(Dataset entries)
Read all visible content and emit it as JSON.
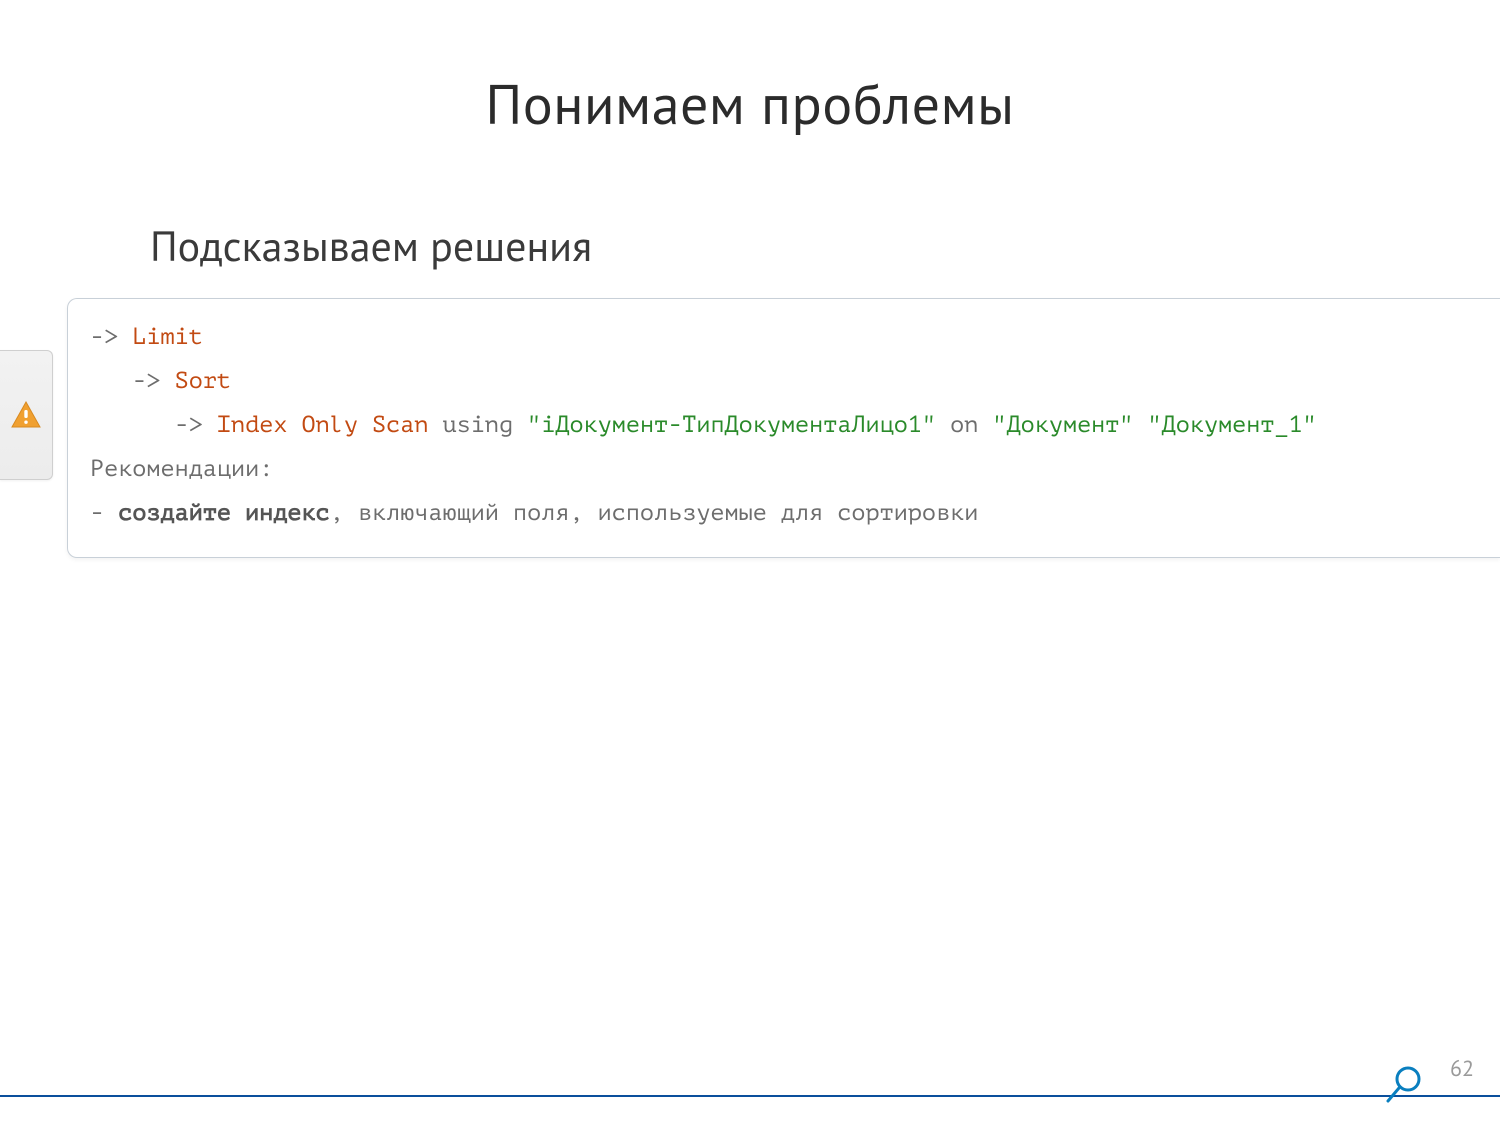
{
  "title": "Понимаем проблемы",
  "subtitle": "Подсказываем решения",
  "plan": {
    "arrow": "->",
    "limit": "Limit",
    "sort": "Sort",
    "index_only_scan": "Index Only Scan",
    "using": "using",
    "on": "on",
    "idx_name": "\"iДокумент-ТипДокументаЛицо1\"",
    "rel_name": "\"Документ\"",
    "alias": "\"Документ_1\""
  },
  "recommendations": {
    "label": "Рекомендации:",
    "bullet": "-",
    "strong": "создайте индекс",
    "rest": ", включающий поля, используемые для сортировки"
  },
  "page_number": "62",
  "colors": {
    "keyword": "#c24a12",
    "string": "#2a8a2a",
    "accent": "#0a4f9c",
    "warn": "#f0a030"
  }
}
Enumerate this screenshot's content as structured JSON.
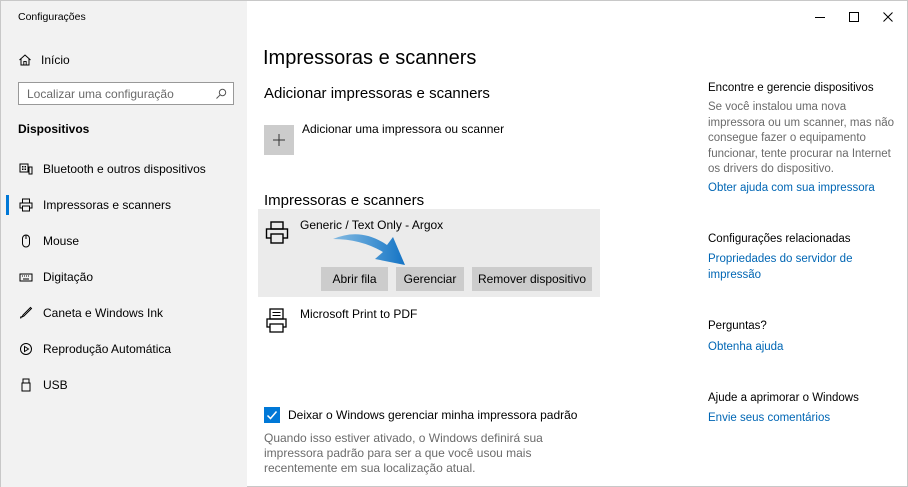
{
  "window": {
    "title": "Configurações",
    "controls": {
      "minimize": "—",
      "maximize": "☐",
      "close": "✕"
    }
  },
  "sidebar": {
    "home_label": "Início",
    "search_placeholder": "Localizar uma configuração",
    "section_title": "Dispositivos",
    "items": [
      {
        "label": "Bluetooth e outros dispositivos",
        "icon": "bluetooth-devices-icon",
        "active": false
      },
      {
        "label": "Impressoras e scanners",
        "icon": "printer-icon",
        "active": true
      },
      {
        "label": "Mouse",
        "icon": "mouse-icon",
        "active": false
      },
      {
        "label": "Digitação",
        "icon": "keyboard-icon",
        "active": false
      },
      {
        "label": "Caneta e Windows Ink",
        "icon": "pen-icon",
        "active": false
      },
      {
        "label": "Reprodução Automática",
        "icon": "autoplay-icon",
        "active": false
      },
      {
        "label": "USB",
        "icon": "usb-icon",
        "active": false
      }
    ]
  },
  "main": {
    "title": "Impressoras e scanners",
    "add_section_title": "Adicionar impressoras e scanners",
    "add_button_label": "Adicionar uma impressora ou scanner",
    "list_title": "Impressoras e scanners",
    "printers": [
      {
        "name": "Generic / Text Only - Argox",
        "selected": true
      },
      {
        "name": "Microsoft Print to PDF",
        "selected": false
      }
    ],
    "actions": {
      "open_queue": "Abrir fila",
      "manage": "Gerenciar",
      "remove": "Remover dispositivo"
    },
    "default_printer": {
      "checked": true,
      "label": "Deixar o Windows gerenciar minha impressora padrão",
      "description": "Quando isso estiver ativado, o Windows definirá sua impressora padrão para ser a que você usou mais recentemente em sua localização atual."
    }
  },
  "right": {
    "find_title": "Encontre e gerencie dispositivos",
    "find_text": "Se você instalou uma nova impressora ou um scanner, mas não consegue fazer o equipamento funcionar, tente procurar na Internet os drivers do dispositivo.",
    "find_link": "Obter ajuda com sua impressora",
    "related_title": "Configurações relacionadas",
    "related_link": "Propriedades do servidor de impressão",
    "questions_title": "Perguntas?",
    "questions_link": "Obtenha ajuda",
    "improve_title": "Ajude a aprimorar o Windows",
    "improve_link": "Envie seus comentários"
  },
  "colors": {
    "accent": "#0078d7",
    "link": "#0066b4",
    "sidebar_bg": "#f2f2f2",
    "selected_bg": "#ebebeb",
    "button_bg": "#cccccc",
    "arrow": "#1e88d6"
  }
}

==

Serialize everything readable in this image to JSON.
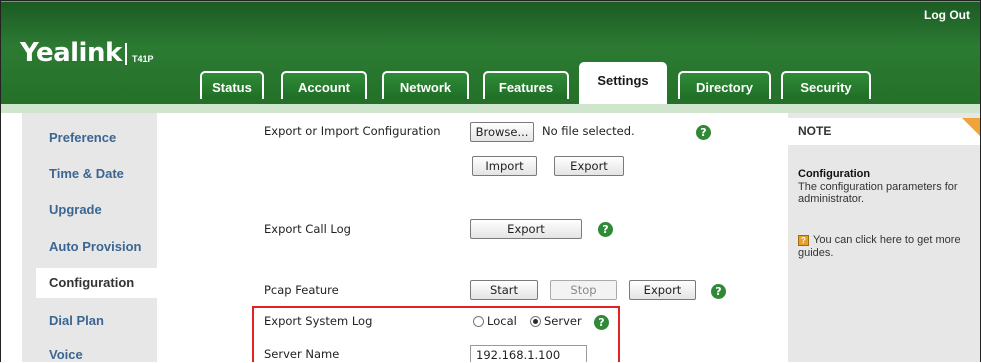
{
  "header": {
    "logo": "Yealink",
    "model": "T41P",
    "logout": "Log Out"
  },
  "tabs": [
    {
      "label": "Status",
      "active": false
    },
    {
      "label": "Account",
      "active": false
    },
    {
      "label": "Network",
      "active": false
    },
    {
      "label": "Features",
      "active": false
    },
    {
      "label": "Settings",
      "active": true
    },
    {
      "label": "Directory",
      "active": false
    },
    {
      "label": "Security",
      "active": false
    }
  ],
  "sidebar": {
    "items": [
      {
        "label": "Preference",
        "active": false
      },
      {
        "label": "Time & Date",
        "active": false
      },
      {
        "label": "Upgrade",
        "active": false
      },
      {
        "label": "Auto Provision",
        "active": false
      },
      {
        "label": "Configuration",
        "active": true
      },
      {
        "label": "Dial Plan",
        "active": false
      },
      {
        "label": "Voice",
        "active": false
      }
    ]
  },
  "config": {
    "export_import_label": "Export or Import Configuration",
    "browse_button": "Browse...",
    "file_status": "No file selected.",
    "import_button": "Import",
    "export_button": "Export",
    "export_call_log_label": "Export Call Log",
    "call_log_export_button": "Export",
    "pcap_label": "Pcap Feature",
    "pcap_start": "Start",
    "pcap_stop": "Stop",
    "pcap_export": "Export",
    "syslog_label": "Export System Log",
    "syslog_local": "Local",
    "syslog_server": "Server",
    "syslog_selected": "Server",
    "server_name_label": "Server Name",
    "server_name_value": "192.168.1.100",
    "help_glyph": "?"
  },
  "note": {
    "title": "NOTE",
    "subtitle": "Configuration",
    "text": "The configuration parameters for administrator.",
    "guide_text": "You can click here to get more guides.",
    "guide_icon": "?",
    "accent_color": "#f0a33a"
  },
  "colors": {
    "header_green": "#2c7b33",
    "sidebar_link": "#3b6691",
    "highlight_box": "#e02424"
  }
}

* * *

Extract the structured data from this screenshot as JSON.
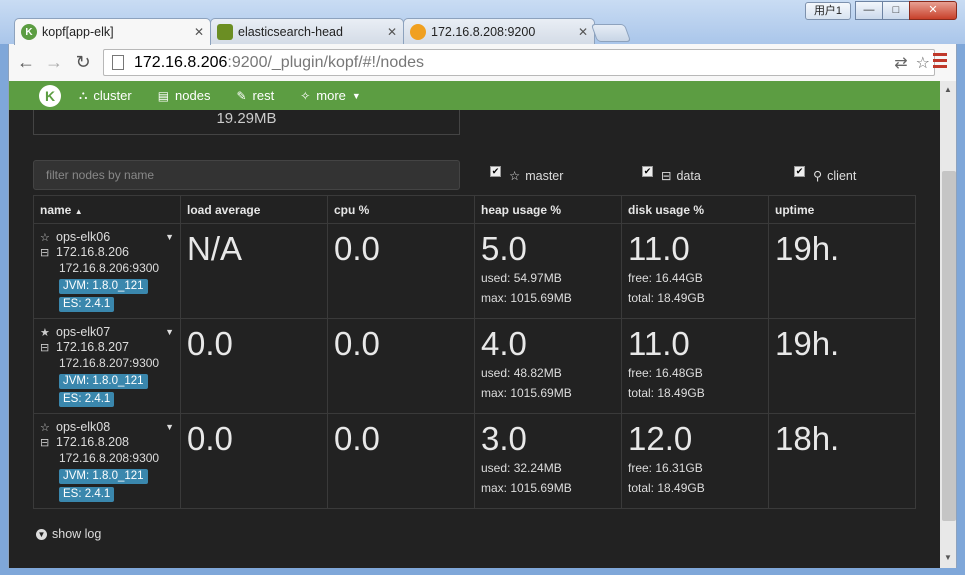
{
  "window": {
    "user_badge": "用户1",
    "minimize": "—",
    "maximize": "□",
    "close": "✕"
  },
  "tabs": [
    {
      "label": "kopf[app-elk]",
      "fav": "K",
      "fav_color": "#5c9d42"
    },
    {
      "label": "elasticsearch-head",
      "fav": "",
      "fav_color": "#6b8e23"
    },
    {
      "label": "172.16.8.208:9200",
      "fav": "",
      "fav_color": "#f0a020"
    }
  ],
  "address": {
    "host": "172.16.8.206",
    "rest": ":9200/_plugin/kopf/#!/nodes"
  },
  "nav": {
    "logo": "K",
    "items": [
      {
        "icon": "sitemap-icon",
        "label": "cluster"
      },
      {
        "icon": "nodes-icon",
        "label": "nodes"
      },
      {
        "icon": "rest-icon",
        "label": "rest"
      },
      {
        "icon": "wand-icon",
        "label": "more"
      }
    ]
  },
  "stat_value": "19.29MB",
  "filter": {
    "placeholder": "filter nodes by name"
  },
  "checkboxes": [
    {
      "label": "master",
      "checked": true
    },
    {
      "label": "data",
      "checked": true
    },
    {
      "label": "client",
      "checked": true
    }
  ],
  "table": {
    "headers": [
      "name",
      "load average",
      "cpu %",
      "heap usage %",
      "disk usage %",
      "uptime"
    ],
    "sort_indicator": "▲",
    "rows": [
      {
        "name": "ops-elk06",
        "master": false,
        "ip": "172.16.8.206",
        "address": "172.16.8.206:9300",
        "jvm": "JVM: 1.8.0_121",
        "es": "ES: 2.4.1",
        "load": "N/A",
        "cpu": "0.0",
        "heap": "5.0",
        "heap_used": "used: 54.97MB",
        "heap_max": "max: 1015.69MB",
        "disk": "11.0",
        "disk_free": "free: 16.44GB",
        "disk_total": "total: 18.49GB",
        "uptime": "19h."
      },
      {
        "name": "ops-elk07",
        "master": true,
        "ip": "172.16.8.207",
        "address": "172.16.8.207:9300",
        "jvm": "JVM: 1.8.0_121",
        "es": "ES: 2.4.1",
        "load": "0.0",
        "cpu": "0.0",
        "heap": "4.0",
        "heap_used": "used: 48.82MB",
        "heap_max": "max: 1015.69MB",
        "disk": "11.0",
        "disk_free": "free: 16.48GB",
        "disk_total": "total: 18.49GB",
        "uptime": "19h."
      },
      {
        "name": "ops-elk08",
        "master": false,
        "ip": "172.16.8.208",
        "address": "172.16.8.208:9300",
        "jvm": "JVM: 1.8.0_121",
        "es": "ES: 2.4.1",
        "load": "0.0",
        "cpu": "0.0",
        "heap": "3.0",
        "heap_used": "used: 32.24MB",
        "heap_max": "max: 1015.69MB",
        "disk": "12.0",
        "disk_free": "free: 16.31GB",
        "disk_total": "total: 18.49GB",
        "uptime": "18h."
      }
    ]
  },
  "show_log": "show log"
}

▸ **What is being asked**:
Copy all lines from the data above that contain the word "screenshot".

▸ **Solution for this problem**:
Enumerate this screenshot's content as structured JSON.
Extract the structured data from this screenshot as JSON.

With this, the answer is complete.